A five-year study looking at 7,900 home health agencies revealed interesting disparities.
The Journal of Rural Health published a recent article by the New York University (NYU) college of nursing that is catching some buzz regarding the health disparities between urban and rural settings. The study looked at process and outcome measures over a five-year period, from 2014 to 2018. They compared the two geographic regions across approximately 7,900 home health agencies, looking at the timeliness of initiation of home health services, from the referral to the utilization of ED and hospitalizations.
The results were telling, in the rural settings: home health agencies were better at starting new patients for services, either from the PCP office or the hospital discharge referral. Urban settings showed better outcomes and lower ED visits and hospitalizations for enrolled patients. However, the concern is that despite referrals for home health, both rural and urban locations showed an increase in utilization on ED and hospitalizations. So I ask: what is going on, and what can we do about this? Granted, this study ended before COVID began. However, the results highlight the continued concept that not one single service can always prevent a patient from returning to the ED or the hospital.
So, here’s the concern: rural home health may be able to start working with patients in timely fashion, but they may be limited in their ability to navigate and coordinate resources to prevent the failsafe return for hospital services. Completing a home visit in a rural area means significant travel, with limited resources and staffing capabilities. There is less availability to providers and late-night services, and access to testing could take months and require traveling a long distance.
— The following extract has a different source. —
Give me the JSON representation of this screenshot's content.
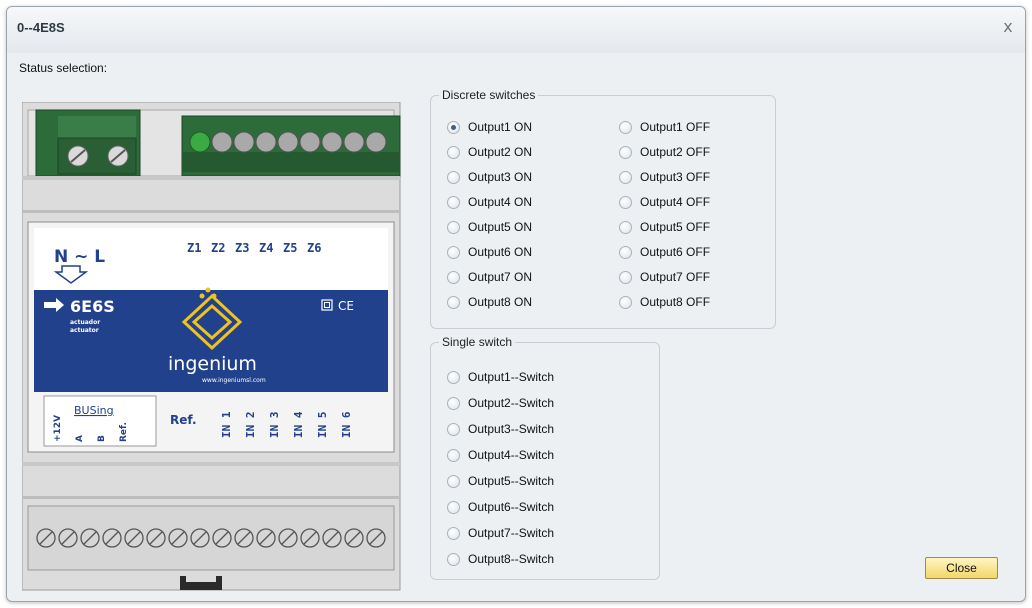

The ED and hospital, as we know, could offer immediate resolution. I am not even compounding the COVID factor of limited staff, delayed appointments, and overwhelmed EDs and hospitals.
Regardless of your geographic setting, urban or rural, the care of the patient is a public health concern that requires a community approach with multiple disciplines. Although there are best practices on how to reduce hospital utilization, the greatest outcomes arise when organizations collaborate openly – and creatively.
The referral to home health is still a positive option, with continued support and care for the patient with eyes on their living environment, such as checking to ensure that there is food in the refrigerator, that old medications have been discarded, and that fall hazards have been removed. The referral also provides nursing and physical therapy services in the home, and support with infusions that could not otherwise be possible, along with many other things.
So, my key question goes back to that COVID issue: how many of you are seeing delays in discharge at your hospital because patients are waiting for post-acute placement or services?
Programming Note: Listen to Tiffany Ferguson’s live reports on SDoH Mondays on Monitor Mondays, 10 Eastern.